Matthew 2

Vs. 1, “After Jesus was born in Bethlehem in Judea, during the time of King Herod, Magi from the east came to Jerusalem.”  An estimated two years have transpired; Joseph and Mary are living in Bethlehem.  Magi from the east have come to pay homage to the king of the Jews.  It is believed these Magi (magicians, eastern wise men, astrologers) came from Babylon which is about 900 miles!  We are not given the number of wise men, but they more than likely traveled in quite large groups.  The tradition of three comes from the three types of gifts presented to Jesus (vs. 11).  Question: How would they have known about this?  The dispersed Jews certainly would have shared the story of Balaam (Numbers 24:17) and his prophecy of a star that will come out of Jacob.  Herod felt quite pressured knowing that he was not the true rightful heir of the Jews, because he was only half-Jew.  Herod the Great ruled Judea and had the favor of both Rome and the leading Jews.  Yet, the baby Jesus was under the protection of His Father!  How interesting that Jesus’ life parallels the Jewish history; Jesus would also travel down to Egypt, and would return back to the land of Canaan.  The Holy Spirit guides Matthew in selecting OT scripture that reminds us (especially the Jews) that Jesus is the fulfillment of these prophecies.  The order to kill the baby boys two years and younger (vs. 16-18) would have been an estimated ten to thirty boys because Bethlehem was a very small town.  Lastly we see, Jesus and family return to region of Galilee in the town of Nazareth (vs. 21-23).

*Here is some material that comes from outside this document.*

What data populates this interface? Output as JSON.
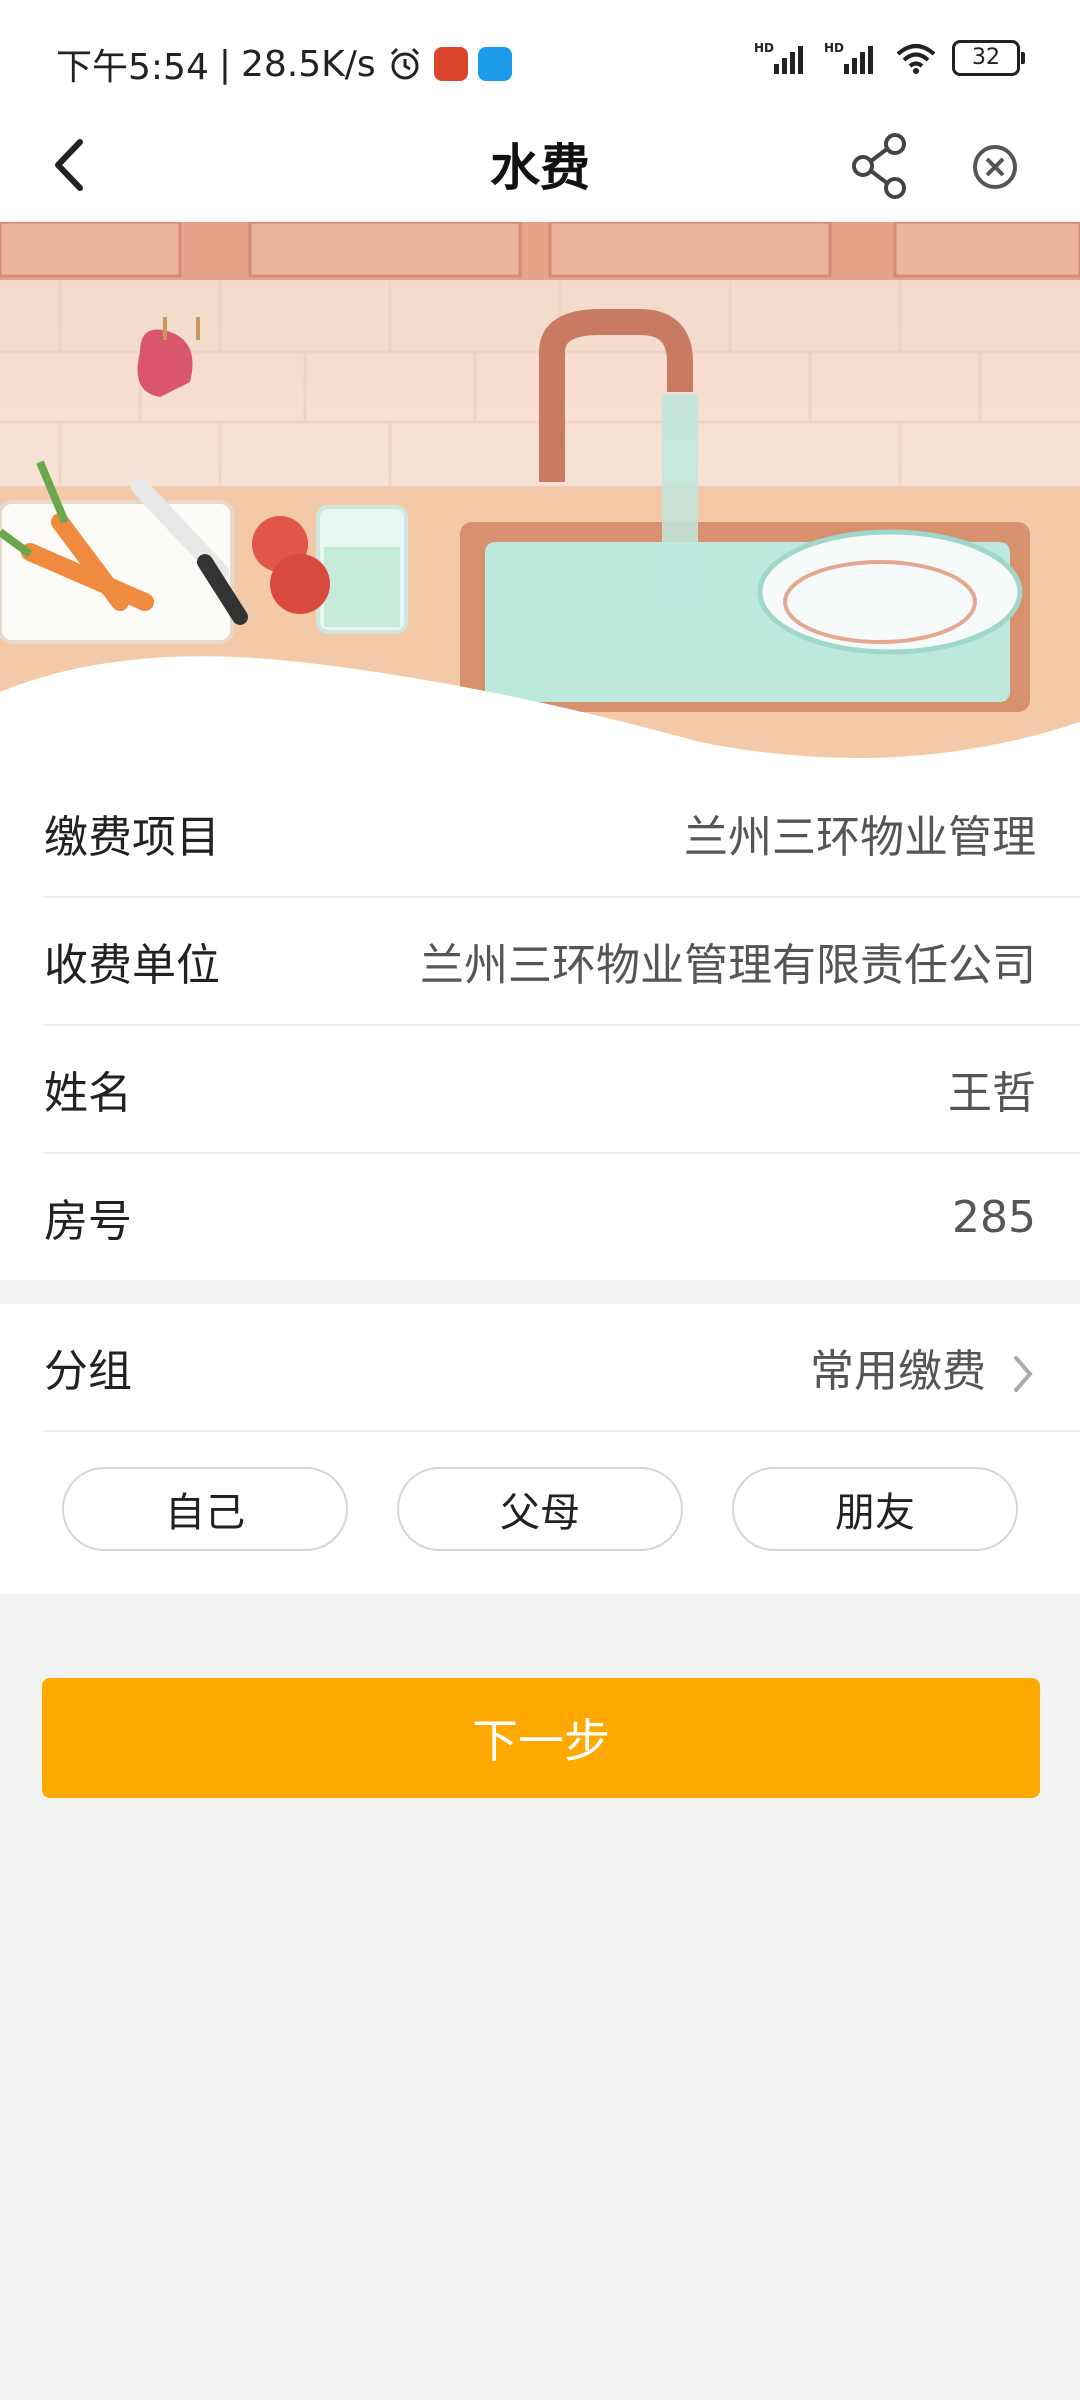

Regarding application…A Right Response.  Vs. 11, “On coming to the house, they saw the child with his mother Mary, and they bowed down and worshiped him. Then they opened their treasures and presented him with gifts of gold and of incense and of myrrh.”  What a contrast when you compare the magi to the response of Herod and all of Jerusalem (vs. 3).  Though Matthew’s gospel is targeted towards Jews, the ones who respond right are Gentiles.  We don’t know the magi’s hearts when they bowed down to worship or if they even knew the ramifications of it.  However, their response reminds all of us that Jesus is not only the king of the Jews, but came to save the whole world.  Question: How do you respond when you come before the Lord?  God’s response was to give His one and only Son (John 3:16).  Let us consider how we respond.  In a world that is often me-centric, it’s time to be a giver rather than a taker.

Luke 23

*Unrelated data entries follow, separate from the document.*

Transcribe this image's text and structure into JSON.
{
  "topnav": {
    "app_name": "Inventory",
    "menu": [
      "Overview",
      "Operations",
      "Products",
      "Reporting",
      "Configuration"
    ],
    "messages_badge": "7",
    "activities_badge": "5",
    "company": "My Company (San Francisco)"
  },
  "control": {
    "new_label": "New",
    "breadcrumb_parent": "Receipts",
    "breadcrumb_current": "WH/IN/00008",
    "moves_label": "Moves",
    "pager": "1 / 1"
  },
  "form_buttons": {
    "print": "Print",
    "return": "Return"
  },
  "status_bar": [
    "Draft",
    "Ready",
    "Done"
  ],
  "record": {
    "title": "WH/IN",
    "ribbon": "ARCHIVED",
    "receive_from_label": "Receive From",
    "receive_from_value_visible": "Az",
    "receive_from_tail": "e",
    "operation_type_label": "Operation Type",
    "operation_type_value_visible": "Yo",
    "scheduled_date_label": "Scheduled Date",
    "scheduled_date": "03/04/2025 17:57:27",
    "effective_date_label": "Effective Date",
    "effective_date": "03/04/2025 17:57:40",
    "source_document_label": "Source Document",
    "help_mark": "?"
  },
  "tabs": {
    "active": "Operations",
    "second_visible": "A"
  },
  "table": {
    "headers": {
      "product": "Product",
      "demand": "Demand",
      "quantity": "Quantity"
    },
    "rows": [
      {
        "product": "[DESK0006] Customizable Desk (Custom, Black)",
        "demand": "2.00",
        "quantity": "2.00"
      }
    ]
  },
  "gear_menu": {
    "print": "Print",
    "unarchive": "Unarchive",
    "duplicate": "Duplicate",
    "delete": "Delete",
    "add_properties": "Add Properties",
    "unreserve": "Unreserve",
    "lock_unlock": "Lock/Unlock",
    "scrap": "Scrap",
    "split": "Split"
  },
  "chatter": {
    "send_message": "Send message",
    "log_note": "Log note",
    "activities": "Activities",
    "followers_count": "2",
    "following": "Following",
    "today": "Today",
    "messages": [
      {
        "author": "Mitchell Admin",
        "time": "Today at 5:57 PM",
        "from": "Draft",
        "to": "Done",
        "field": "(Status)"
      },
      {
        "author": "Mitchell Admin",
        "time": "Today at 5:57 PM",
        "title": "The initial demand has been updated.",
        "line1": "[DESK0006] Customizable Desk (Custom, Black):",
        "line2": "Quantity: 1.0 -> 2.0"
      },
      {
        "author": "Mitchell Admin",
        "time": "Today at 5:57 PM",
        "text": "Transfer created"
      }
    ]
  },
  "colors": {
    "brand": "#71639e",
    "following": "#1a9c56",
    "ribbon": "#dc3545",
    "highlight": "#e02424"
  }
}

Vs. 14-15,and said to them, “You brought me this man as one who was inciting the people to rebellion. I have examined him in your presence and have found no basis for your charges against him. 15 Neither has Herod, for he sent him back to us; as you can see, he has done nothing to deserve death.”  What a dark day in the history of God’s creation.  At Jesus’ trial, we see Pilate and then Herod find no basis for death, but God’s own chosen would yell out crucify him (vs. 20).  The same crowds that were praising Jesus a week earlier were now condemning Him.  Think of Jesus at this time.  He had no sleep all night, , ridiculed, humiliated, abandoned, beaten and scourged so badly that He couldn’t even carry his own cross all the way.  And speaking of crucifixion, it is only one of the worst ways to die.  During that day, it was reserved only for the worst criminals.  Even during the death process of our Lord on the cross, His love and concern for those around him (the thief, his mother, forgiving others) are amazing.

Regarding application…Grace Given.  Vs. 34, “Jesus said, “Father, forgive them, for they do not know what they are doing.” And they divided up his clothes by casting lots.”  Here we see Jesus’ love in action.  Grace is God’s undeserved love and forgiveness.  Forgiveness does not guarantee salvation, but the first step was initiated for us.  We can’t repent and receive salvation if we are not forgiven.  As we soberly are reminded of the death of our Lord Jesus today, we want to ask ourselves; How will this apply to me?  Just as you have been given grace, now it is time for you to extend grace to another.  Forgiveness breaks down the walls of hostility.  Question: Who can you give grace to today?